But perhaps the best thing about satire is that the same sort of people who take themselves too seriously also often fail to recognize the joke.
And on a couple of occasions, Duffel Blog nailed real fears or ignorances that people have with such accuracy that the posts were mistaken for actual news. We’ve picked out a couple of the best ones.
Warning: hilarity ensues:
Guantanamo Prisoners To Receive GI Bill Benefits
In October 2012, the Duffel Blog posted a piece that claimed that detainees at the U.S. Naval Facility in Guantanamo Bay, Cuba, were going to begin receiving G.I. Bill benefits.
The whole thing was ridiculous. A fictional DOD spokesman, Wesley Manheim, even claimed it was an interrogation tactic by subjecting the terror suspects to the horrors of the Department of Veterans Affairs.
“By allowing the detainees to use the Department of Veterans Affairs, we hope to completely crush their souls with bureaucracy, which to be noted, is completely different from torture,” he said in the piece.
That did not, however, stop the Senate Minority Leader, Sen. Mitch McConnell (R-Ky.), from believing the story.
McConnell wrote to the DoD for more information on the program, on behalf of a concerned constituent.
“The very idea that the U.S. government would extend GI Bill benefits to enemy detainees is a patent absurdity,” Army Lt. Col. Todd Breasseale, a Pentagon’s spokesman, said at the time.
DoD Announces New Inverted Multi-Purpose Ballistic Tomahawk Bayonet (IMBTB)
In August 2012, the Duffel Blog wrote that the Army was replacing the bayonet with a ballistic tomahawk, whatever the hell that means.
The next day, Jesus Diaz, a reporter for Gizmodo, the tech element of Gawker, wrote the same story, apparently believing the fake general quoted in the article, who said:
“Following the general trend of mounting stuff under the barrel of M16s, we have attempted to create something truly versatile. Our researchers felt we had reached the limits of physics and reason with under-the-barrel mounting technology.We had to look for less obvious attachment positions. This is the culmination of those efforts.”
Yep, folks, a tech reporter believed in something called “under-the-barrel mounting technology.”
Diaz’s post is still up on Gizmodo, but now all the text has been replaced with strike-through text and there’s an awkward apology at the end where Diaz says “The problem with the US military is that sometimes their contraptions get so wacky that I can believe anything they say.”

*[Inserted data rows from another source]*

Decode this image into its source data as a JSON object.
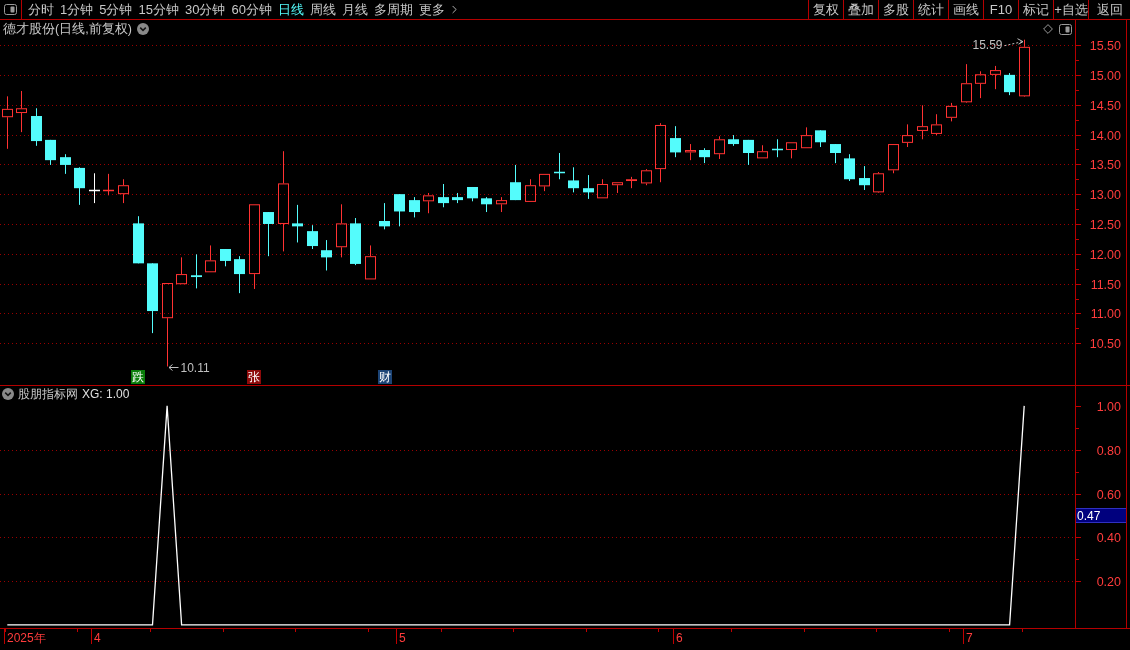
{
  "toolbar": {
    "tabs": [
      {
        "label": "分时",
        "kind": "period",
        "selected": false
      },
      {
        "label": "1分钟",
        "kind": "period",
        "selected": false
      },
      {
        "label": "5分钟",
        "kind": "period",
        "selected": false
      },
      {
        "label": "15分钟",
        "kind": "period",
        "selected": false
      },
      {
        "label": "30分钟",
        "kind": "period",
        "selected": false
      },
      {
        "label": "60分钟",
        "kind": "period",
        "selected": false
      },
      {
        "label": "日线",
        "kind": "period",
        "selected": true
      },
      {
        "label": "周线",
        "kind": "period",
        "selected": false
      },
      {
        "label": "月线",
        "kind": "period",
        "selected": false
      },
      {
        "label": "多周期",
        "kind": "period",
        "selected": false
      },
      {
        "label": "更多",
        "kind": "menu",
        "selected": false
      }
    ],
    "buttons": [
      "复权",
      "叠加",
      "多股",
      "统计",
      "画线",
      "F10",
      "标记",
      "+自选",
      "返回"
    ]
  },
  "main_chart": {
    "title": "德才股份(日线,前复权)",
    "markers": [
      {
        "label": "跌",
        "color": "#0a7d0a"
      },
      {
        "label": "张",
        "color": "#8e0a0a"
      },
      {
        "label": "财",
        "color": "#1c4476"
      }
    ],
    "chart_data": {
      "type": "candlestick",
      "grid": true,
      "ylim": [
        9.8,
        15.92
      ],
      "yticks": [
        {
          "value": 15.5,
          "label": "15.50"
        },
        {
          "value": 15,
          "label": "15.00"
        },
        {
          "value": 14.5,
          "label": "14.50"
        },
        {
          "value": 14,
          "label": "14.00"
        },
        {
          "value": 13.5,
          "label": "13.50"
        },
        {
          "value": 13,
          "label": "13.00"
        },
        {
          "value": 12.5,
          "label": "12.50"
        },
        {
          "value": 12,
          "label": "12.00"
        },
        {
          "value": 11.5,
          "label": "11.50"
        },
        {
          "value": 11,
          "label": "11.00"
        },
        {
          "value": 10.5,
          "label": "10.50"
        }
      ],
      "annotations": [
        "15.59",
        "10.11"
      ],
      "categories": [
        null,
        null,
        null,
        null,
        null,
        null,
        null,
        null,
        null,
        null,
        null,
        null,
        null,
        null,
        null,
        null,
        null,
        null,
        null,
        null,
        null,
        null,
        null,
        null,
        null,
        null,
        null,
        null,
        null,
        null,
        null,
        null,
        null,
        null,
        null,
        null,
        null,
        null,
        null,
        null,
        null,
        null,
        null,
        null,
        null,
        null,
        null,
        null,
        null,
        null,
        null,
        null,
        null,
        null,
        null,
        null,
        null,
        null,
        null,
        null,
        null,
        null,
        null,
        null,
        null,
        null,
        null,
        null,
        null,
        null,
        null,
        null,
        null,
        null
      ],
      "ohlc": [
        [
          14.29,
          14.64,
          13.76,
          14.43
        ],
        [
          14.36,
          14.73,
          14.04,
          14.44
        ],
        [
          14.31,
          14.44,
          13.81,
          13.89
        ],
        [
          13.91,
          13.91,
          13.49,
          13.57
        ],
        [
          13.62,
          13.67,
          13.34,
          13.49
        ],
        [
          13.44,
          13.45,
          12.82,
          13.1
        ],
        [
          13.07,
          13.35,
          12.85,
          13.07
        ],
        [
          13.07,
          13.34,
          12.98,
          13.08
        ],
        [
          13.0,
          13.25,
          12.85,
          13.15
        ],
        [
          12.51,
          12.63,
          11.84,
          11.84
        ],
        [
          11.84,
          11.84,
          10.67,
          11.04
        ],
        [
          10.92,
          11.51,
          10.11,
          11.51
        ],
        [
          11.49,
          11.94,
          11.49,
          11.66
        ],
        [
          11.64,
          11.99,
          11.42,
          11.61
        ],
        [
          11.69,
          12.14,
          11.69,
          11.89
        ],
        [
          12.08,
          12.08,
          11.79,
          11.88
        ],
        [
          11.91,
          11.96,
          11.34,
          11.66
        ],
        [
          11.66,
          12.83,
          11.41,
          12.83
        ],
        [
          12.7,
          12.7,
          11.96,
          12.5
        ],
        [
          12.5,
          13.72,
          12.04,
          13.18
        ],
        [
          12.51,
          12.82,
          12.19,
          12.46
        ],
        [
          12.38,
          12.48,
          12.08,
          12.13
        ],
        [
          12.06,
          12.23,
          11.72,
          11.94
        ],
        [
          12.11,
          12.83,
          11.94,
          12.51
        ],
        [
          12.51,
          12.6,
          11.81,
          11.83
        ],
        [
          11.57,
          12.14,
          11.57,
          11.96
        ],
        [
          12.55,
          12.85,
          12.41,
          12.46
        ],
        [
          13.0,
          13.0,
          12.46,
          12.71
        ],
        [
          12.9,
          12.95,
          12.61,
          12.7
        ],
        [
          12.88,
          13.02,
          12.68,
          12.98
        ],
        [
          12.95,
          13.17,
          12.78,
          12.85
        ],
        [
          12.95,
          13.02,
          12.85,
          12.9
        ],
        [
          13.12,
          13.12,
          12.88,
          12.93
        ],
        [
          12.93,
          12.95,
          12.7,
          12.83
        ],
        [
          12.83,
          12.95,
          12.7,
          12.9
        ],
        [
          13.2,
          13.49,
          12.9,
          12.9
        ],
        [
          12.87,
          13.25,
          12.87,
          13.15
        ],
        [
          13.13,
          13.34,
          13.05,
          13.34
        ],
        [
          13.37,
          13.69,
          13.25,
          13.36
        ],
        [
          13.23,
          13.45,
          13.03,
          13.1
        ],
        [
          13.1,
          13.32,
          12.92,
          13.03
        ],
        [
          12.93,
          13.25,
          12.93,
          13.17
        ],
        [
          13.15,
          13.2,
          13.02,
          13.2
        ],
        [
          13.22,
          13.29,
          13.1,
          13.25
        ],
        [
          13.18,
          13.42,
          13.15,
          13.4
        ],
        [
          13.42,
          14.19,
          13.2,
          14.16
        ],
        [
          13.94,
          14.14,
          13.62,
          13.7
        ],
        [
          13.7,
          13.84,
          13.57,
          13.74
        ],
        [
          13.74,
          13.77,
          13.52,
          13.62
        ],
        [
          13.67,
          13.97,
          13.59,
          13.92
        ],
        [
          13.92,
          13.99,
          13.81,
          13.84
        ],
        [
          13.91,
          13.91,
          13.49,
          13.69
        ],
        [
          13.6,
          13.82,
          13.6,
          13.72
        ],
        [
          13.77,
          13.92,
          13.62,
          13.76
        ],
        [
          13.74,
          13.87,
          13.6,
          13.87
        ],
        [
          13.77,
          14.12,
          13.77,
          13.99
        ],
        [
          14.07,
          14.07,
          13.79,
          13.87
        ],
        [
          13.84,
          13.84,
          13.52,
          13.69
        ],
        [
          13.6,
          13.67,
          13.22,
          13.25
        ],
        [
          13.27,
          13.47,
          13.07,
          13.15
        ],
        [
          13.03,
          13.37,
          13.02,
          13.35
        ],
        [
          13.4,
          13.84,
          13.35,
          13.84
        ],
        [
          13.86,
          14.17,
          13.79,
          13.99
        ],
        [
          14.06,
          14.49,
          13.92,
          14.14
        ],
        [
          14.01,
          14.34,
          13.99,
          14.17
        ],
        [
          14.28,
          14.53,
          14.22,
          14.48
        ],
        [
          14.54,
          15.18,
          14.53,
          14.86
        ],
        [
          14.85,
          15.06,
          14.61,
          15.01
        ],
        [
          15.0,
          15.15,
          14.76,
          15.08
        ],
        [
          15.0,
          15.03,
          14.66,
          14.71
        ],
        [
          14.64,
          15.59,
          14.63,
          15.47
        ],
        null,
        null,
        null
      ]
    }
  },
  "indicator": {
    "name": "股朋指标网",
    "readout": "XG: 1.00",
    "cursor_value": "0.47",
    "chart_data": {
      "type": "line",
      "grid": true,
      "ylim": [
        -0.014,
        1.091
      ],
      "yticks": [
        {
          "value": 1,
          "label": "1.00"
        },
        {
          "value": 0.8,
          "label": "0.80"
        },
        {
          "value": 0.6,
          "label": "0.60"
        },
        {
          "value": 0.4,
          "label": "0.40"
        },
        {
          "value": 0.2,
          "label": "0.20"
        }
      ],
      "categories": [
        null,
        null,
        null,
        null,
        null,
        null,
        null,
        null,
        null,
        null,
        null,
        null,
        null,
        null,
        null,
        null,
        null,
        null,
        null,
        null,
        null,
        null,
        null,
        null,
        null,
        null,
        null,
        null,
        null,
        null,
        null,
        null,
        null,
        null,
        null,
        null,
        null,
        null,
        null,
        null,
        null,
        null,
        null,
        null,
        null,
        null,
        null,
        null,
        null,
        null,
        null,
        null,
        null,
        null,
        null,
        null,
        null,
        null,
        null,
        null,
        null,
        null,
        null,
        null,
        null,
        null,
        null,
        null,
        null,
        null,
        null,
        null,
        null,
        null
      ],
      "series": [
        {
          "color": "#ffffff",
          "values": [
            0,
            0,
            0,
            0,
            0,
            0,
            0,
            0,
            0,
            0,
            0,
            1,
            0,
            0,
            0,
            0,
            0,
            0,
            0,
            0,
            0,
            0,
            0,
            0,
            0,
            0,
            0,
            0,
            0,
            0,
            0,
            0,
            0,
            0,
            0,
            0,
            0,
            0,
            0,
            0,
            0,
            0,
            0,
            0,
            0,
            0,
            0,
            0,
            0,
            0,
            0,
            0,
            0,
            0,
            0,
            0,
            0,
            0,
            0,
            0,
            0,
            0,
            0,
            0,
            0,
            0,
            0,
            0,
            0,
            0,
            1,
            null,
            null,
            null
          ]
        }
      ]
    }
  },
  "date_axis": {
    "labels": [
      "2025年",
      "4",
      "5",
      "6",
      "7"
    ]
  }
}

But this highlights an actual disconnect between the media and the military, particularly in the age of digital media, where reporters think it’s easy to write about something that they have no understanding of or background in.
Look, Diaz, I understand it may be too much to ask you to fact-check, but maybe just look and make sure you’re not citing a post written by a guy named “armydave.”
Military Absentee Ballots Delivered One Day Late, Would Have Swung Election For Romney
After the 2012 election the Duffel Blog published a post claiming that hundreds of thousands of absentee ballots from troops overseas arrived “just hours after the deadline,” and that they would have swung the outcome of the 2012 presidential election in favor of Mitt Romney.
Though none of it is true, the story of what happened to the ballots is a wonderful epic. The ballots were mislabeled as ammunition and sent to Afghanistan. They were dropped overboard during a delivery to the USS Kearsarge. They were pocketed by postal clerks in Bahrain. Their flight was delayed a month so the crew could get extra combat pay.
The story was passed along on conservative blogs, and was tweeted about by conservative comedienne Victoria Jackson on a rant about how “America died.”
An Ohio television station got so many calls about the story that it aired a segment debunking it. Seriously.
Join the thousands of veterans and military spouses launching their careers today with Hirepurpo.se